>>>>

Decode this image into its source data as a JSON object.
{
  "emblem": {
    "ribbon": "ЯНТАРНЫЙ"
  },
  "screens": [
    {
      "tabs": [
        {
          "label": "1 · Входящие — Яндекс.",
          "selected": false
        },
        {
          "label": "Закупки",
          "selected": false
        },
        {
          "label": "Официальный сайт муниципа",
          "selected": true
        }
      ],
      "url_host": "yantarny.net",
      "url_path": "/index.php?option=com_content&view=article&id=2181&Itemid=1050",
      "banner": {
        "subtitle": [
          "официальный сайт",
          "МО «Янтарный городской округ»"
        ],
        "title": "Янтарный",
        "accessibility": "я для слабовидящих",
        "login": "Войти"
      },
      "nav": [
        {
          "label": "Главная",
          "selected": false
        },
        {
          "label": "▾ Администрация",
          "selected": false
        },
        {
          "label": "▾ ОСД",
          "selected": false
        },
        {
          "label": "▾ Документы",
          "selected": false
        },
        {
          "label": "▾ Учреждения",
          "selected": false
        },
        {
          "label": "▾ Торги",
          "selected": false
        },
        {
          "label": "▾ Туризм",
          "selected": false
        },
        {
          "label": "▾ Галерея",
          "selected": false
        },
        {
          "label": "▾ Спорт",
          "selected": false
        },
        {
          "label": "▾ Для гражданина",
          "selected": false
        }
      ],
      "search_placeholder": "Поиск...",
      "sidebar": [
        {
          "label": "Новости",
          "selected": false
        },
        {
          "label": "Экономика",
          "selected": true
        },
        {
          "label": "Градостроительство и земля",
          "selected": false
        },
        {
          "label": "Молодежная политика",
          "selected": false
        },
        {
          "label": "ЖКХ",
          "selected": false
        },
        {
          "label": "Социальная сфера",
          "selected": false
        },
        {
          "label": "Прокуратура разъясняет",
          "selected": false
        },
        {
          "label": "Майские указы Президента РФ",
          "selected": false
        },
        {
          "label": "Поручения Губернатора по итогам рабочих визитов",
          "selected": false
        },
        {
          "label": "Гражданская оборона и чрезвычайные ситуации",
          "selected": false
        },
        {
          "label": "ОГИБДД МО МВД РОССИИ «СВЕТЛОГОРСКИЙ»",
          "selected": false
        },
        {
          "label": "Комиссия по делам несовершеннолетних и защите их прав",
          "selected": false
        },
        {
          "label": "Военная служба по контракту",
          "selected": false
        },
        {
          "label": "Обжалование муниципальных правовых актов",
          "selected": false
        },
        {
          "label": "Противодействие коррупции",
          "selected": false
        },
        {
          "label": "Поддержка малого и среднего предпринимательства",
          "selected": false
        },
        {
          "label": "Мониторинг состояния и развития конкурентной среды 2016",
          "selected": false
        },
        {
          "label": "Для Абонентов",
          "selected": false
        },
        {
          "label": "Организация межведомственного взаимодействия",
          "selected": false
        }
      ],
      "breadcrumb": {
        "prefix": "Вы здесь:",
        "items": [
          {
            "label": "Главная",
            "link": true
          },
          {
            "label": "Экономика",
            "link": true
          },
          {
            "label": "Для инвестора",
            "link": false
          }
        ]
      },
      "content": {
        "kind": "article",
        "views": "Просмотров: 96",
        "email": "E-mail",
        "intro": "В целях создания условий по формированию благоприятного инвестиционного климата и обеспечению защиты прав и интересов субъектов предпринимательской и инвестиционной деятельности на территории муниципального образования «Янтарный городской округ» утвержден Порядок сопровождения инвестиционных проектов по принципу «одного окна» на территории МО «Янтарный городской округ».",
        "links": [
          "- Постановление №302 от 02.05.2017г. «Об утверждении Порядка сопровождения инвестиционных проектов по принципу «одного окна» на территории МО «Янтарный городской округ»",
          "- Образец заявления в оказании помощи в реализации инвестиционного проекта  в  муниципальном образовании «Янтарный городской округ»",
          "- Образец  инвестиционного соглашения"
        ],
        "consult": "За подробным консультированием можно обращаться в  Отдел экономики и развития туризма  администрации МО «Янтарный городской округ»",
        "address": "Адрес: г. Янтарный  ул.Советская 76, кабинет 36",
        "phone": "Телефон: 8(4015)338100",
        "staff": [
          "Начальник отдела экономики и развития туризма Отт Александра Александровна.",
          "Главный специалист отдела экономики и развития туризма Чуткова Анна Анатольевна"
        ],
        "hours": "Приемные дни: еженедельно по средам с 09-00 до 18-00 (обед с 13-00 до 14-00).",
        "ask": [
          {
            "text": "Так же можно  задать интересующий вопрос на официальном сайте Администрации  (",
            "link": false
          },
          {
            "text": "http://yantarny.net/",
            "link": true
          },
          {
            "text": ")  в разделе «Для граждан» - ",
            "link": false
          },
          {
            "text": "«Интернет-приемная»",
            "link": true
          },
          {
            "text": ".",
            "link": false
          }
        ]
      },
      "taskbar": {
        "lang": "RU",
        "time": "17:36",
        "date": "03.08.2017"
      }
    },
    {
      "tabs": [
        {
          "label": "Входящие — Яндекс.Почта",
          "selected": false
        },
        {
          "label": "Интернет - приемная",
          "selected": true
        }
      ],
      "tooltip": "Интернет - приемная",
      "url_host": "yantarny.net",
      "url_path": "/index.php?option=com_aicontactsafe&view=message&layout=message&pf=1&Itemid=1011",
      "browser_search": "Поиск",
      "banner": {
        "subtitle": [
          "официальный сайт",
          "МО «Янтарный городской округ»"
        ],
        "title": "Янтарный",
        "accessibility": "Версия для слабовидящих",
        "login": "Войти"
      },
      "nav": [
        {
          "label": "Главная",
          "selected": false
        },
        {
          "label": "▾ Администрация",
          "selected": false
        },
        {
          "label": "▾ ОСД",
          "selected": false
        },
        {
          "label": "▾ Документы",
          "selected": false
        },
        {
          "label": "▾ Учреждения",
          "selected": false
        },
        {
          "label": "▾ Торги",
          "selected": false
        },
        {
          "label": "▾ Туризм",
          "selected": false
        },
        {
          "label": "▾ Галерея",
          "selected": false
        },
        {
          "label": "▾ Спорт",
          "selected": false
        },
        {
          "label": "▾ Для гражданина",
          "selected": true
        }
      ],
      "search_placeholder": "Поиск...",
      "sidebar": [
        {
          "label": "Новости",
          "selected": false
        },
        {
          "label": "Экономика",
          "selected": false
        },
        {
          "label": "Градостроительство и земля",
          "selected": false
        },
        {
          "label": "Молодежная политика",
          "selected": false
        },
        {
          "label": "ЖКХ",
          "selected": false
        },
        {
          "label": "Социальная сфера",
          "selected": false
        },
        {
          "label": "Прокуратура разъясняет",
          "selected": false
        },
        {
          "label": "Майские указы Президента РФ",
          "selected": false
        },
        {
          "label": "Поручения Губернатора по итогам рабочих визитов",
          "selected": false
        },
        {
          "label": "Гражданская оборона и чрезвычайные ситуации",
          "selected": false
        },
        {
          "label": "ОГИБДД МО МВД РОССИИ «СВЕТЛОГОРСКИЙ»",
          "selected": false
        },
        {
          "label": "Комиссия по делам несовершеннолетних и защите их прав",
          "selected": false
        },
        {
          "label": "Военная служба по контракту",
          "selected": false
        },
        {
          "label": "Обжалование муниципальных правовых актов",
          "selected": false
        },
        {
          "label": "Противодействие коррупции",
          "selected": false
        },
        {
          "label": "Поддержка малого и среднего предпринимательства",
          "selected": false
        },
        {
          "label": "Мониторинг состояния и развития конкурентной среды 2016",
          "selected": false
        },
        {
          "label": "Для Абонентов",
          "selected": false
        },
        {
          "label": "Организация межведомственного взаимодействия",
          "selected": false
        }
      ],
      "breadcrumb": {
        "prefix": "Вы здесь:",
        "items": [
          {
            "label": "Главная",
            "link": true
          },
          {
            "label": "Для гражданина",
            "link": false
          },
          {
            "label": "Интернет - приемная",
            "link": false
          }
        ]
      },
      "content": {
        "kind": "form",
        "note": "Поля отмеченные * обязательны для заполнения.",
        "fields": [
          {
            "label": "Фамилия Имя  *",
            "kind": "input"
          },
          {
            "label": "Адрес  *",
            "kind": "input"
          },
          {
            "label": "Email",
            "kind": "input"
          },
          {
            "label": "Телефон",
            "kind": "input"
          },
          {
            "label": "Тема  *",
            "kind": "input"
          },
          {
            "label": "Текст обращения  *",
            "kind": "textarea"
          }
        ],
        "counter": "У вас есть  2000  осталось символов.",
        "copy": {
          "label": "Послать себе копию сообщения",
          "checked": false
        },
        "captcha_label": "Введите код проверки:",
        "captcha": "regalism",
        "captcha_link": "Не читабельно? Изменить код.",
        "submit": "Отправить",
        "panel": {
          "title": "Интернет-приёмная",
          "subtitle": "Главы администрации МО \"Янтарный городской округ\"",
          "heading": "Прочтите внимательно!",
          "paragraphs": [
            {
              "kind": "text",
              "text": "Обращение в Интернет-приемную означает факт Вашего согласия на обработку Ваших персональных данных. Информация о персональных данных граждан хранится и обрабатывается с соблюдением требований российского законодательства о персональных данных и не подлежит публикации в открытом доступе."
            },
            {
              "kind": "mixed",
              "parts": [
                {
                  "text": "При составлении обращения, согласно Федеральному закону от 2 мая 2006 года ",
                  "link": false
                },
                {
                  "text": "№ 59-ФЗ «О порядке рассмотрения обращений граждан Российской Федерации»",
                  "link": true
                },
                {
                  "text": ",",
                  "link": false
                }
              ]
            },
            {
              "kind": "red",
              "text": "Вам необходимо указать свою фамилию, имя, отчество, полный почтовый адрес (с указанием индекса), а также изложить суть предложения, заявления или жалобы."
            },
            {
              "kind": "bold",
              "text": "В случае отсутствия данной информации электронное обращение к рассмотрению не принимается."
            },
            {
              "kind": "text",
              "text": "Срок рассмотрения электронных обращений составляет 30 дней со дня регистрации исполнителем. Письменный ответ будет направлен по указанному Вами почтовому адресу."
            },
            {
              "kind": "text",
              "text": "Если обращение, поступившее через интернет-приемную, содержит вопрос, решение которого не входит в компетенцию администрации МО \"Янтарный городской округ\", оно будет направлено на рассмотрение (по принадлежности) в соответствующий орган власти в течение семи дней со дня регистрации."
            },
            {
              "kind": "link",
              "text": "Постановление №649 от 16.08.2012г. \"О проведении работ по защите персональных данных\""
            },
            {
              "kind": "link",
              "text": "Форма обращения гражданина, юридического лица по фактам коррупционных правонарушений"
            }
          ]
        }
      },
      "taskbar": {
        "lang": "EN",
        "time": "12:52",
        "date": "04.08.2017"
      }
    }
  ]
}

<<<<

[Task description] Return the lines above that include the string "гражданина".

[Exercise output]
          "label": "▾ Для гражданина",
          "label": "▾ Для гражданина",
            "label": "Для гражданина",
              "text": "Форма обращения гражданина, юридического лица по фактам коррупционных правонарушений"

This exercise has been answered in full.